We’ve known for some time that sleep is essential for forming and consolidating memories and that it plays a central role in the formation of new neuronal connections and the pruning of old ones. But that hardly seems enough to risk death-by-leopard-in-the-night.
Yesterday Seagate introduced its Kinetic Open Storage Platform, and I’m simply blown away by it. It’s a truly elegant design, “as simple as possible, but no simpler”. The physical interconnect to the disk drive is now Ethernet. The interface is a simple key-value object oriented access scheme, implemented using Google Protocol Buffers. It supports key-based CRUD (create, read, update and delete); it also implements third-party transfers (“transfer the objects with keys X, Y and Z to the drive with IP address 220.127.116.11”). Configuration is based on DHCP, and everything can be authenticated and encrypted. The system supports a variety of key schemas to make it easy for various storage services to shard the data across multiple drives.
The large seconds hand (#6 in the diagram above) on my watch somehow got screwed up; when resetting the chronograph, it would always rest on 56 instead of zero. Apparently fixing this is an undocumented feature, though really quite easy to do.
Simply pull out the crown (#12) to the second position as if setting the date. Now, when you press the reset button (#11) the seconds hand will advance by one. Just keep pressing it until you reach zero and you’re all set!
I got this creepy voicemail today on an unused Vonage number that I have:
Vonage transcription: “Good morning and good morning and good more and then I’m. I’m alone. So in the shower. I am gonna be more than any card board boat races in my dreams. Swimming in the lake trip the water”
PS. this is just an excuse for me try out the new HTML5 <audio> tag, which apparently doesn’t work in Firefox 3.6.x.
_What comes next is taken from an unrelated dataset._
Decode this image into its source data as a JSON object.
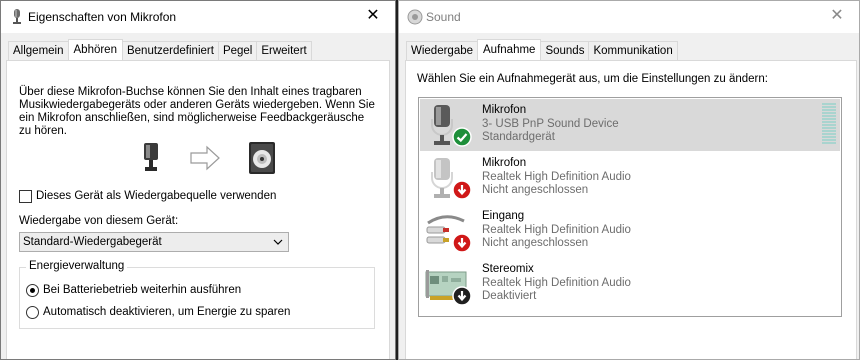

Just fixed another longstanding pet peeve of mine: I finally added classmates.com and cmates.com to my email server’s blacklist. How these guys have managed to stay in business for so long is beyond. They don’t even try to hide the fact that they’re spammers. They even sign all their messages with a valid domain keys signature!
After years of being annoyed by the fact that SquirrelMail, an otherwise fine product, doesn’t include the date and name of the sender when replying to emails like just about every other email client on the planet, I finally broke down and fixed it. Below is the simple 1 line patch against SquirrelMail 1.4.19. It will most likely work on older 1.4.x versions as well.